*** Source information Section Begins ***

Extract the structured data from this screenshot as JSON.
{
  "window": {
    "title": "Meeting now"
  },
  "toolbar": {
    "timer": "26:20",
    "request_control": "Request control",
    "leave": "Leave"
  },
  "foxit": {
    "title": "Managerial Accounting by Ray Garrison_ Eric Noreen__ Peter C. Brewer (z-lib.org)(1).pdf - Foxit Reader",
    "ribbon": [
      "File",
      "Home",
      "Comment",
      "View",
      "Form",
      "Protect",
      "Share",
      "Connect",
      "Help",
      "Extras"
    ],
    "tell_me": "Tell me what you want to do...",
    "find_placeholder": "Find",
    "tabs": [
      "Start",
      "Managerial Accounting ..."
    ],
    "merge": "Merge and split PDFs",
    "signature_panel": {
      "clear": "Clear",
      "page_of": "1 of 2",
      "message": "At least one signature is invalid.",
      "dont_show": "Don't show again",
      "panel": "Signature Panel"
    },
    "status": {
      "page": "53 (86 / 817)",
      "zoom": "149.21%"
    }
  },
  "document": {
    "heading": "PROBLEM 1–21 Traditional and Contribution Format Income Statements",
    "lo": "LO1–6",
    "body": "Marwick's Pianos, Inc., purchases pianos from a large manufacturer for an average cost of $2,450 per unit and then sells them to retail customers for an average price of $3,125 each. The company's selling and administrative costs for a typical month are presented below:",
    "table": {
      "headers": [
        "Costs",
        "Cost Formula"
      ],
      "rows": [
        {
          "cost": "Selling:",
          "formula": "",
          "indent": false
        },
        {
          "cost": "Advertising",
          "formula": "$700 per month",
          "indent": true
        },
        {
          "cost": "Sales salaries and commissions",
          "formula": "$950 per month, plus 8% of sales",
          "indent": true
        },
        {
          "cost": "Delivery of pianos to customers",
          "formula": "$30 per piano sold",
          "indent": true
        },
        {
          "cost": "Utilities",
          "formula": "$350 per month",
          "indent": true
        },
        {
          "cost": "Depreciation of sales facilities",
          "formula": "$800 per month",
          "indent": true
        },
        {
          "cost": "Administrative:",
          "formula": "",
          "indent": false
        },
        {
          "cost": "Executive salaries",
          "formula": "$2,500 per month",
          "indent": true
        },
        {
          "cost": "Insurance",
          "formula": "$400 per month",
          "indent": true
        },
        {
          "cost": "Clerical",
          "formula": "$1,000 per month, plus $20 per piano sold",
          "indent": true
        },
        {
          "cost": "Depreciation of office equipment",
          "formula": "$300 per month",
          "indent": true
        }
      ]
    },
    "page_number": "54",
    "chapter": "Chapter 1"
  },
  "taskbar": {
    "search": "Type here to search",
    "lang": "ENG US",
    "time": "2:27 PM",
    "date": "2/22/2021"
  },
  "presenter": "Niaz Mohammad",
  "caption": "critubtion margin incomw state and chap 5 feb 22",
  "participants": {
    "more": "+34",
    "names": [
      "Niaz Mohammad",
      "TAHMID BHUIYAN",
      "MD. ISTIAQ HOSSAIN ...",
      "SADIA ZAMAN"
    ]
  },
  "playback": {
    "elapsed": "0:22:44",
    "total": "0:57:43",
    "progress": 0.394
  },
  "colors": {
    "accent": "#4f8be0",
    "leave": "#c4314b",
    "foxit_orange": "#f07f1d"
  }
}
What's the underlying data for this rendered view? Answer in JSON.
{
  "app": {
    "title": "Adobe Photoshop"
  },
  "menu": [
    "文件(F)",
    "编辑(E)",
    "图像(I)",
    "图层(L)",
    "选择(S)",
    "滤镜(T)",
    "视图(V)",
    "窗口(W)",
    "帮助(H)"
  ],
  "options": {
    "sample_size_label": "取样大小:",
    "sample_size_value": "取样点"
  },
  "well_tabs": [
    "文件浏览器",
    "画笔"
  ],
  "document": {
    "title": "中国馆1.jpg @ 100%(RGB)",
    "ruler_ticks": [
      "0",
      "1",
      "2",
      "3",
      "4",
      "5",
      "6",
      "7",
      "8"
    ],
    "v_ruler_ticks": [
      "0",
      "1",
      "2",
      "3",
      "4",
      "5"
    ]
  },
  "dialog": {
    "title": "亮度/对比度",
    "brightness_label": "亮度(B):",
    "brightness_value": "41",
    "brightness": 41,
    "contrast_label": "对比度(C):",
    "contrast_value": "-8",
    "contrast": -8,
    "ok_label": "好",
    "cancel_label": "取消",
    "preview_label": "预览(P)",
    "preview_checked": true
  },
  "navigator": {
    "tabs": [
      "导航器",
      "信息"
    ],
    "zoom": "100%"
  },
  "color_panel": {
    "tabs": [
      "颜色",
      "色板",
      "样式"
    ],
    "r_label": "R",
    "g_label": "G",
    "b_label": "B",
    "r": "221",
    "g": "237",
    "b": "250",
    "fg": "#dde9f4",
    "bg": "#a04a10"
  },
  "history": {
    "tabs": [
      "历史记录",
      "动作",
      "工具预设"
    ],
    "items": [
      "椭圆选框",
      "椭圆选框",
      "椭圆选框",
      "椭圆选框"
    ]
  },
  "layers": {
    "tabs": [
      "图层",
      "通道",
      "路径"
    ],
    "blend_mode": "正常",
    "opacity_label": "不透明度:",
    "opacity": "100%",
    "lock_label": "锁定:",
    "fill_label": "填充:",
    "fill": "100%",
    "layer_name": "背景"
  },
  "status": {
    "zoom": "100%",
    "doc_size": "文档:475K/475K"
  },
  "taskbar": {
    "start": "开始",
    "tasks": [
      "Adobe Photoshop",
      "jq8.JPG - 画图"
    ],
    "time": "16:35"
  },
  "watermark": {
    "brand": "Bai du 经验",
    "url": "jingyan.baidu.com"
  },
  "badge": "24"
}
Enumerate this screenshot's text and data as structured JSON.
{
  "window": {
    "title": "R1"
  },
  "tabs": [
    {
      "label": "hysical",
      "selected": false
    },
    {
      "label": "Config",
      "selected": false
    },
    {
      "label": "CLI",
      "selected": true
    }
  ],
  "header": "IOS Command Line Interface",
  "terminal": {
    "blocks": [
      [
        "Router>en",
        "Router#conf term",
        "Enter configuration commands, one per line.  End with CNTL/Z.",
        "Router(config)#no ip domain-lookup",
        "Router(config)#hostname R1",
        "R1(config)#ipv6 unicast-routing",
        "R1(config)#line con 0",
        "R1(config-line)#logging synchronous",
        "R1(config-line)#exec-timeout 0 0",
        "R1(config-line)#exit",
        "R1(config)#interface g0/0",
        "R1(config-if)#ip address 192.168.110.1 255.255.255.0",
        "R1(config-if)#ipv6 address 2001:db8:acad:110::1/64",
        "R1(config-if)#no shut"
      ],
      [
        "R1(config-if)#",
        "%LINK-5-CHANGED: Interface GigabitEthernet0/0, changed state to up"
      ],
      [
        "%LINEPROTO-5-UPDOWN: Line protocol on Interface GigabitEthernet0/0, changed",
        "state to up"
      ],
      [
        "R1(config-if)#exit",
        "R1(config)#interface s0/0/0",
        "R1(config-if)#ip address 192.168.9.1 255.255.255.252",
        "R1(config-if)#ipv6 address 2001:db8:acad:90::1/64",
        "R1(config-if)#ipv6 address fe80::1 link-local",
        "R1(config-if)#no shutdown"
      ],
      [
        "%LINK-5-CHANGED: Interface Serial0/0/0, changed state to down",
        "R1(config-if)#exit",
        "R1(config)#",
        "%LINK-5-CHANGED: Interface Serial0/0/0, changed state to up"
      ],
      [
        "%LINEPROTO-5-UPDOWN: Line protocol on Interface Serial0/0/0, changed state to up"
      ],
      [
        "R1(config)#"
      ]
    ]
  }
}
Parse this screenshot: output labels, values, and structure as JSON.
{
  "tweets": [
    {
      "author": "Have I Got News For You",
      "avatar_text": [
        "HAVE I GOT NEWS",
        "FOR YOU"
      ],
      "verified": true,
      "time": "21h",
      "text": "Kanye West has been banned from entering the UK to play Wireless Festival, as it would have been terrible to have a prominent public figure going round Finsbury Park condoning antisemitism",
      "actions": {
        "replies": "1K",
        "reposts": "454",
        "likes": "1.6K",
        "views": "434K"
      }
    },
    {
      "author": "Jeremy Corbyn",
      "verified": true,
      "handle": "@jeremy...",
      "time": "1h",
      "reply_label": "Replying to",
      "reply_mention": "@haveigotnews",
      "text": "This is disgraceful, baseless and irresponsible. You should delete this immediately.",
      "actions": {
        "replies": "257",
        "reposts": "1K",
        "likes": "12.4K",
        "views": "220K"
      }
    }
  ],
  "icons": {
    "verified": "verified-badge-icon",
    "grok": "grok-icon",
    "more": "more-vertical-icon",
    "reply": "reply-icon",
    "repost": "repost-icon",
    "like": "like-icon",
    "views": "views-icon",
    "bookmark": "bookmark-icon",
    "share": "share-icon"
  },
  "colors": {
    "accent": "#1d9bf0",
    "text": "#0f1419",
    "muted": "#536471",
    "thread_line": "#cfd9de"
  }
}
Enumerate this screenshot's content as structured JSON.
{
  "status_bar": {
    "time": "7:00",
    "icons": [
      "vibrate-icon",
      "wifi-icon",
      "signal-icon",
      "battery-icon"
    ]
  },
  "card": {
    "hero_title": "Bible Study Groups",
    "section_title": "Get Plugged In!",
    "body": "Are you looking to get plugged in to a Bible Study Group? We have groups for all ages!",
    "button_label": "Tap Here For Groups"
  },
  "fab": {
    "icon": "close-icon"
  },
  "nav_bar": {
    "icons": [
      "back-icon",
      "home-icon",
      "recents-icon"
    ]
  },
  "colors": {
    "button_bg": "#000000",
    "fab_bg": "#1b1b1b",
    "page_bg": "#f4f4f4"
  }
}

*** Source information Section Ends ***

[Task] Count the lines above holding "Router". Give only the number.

[Solution to this task] 4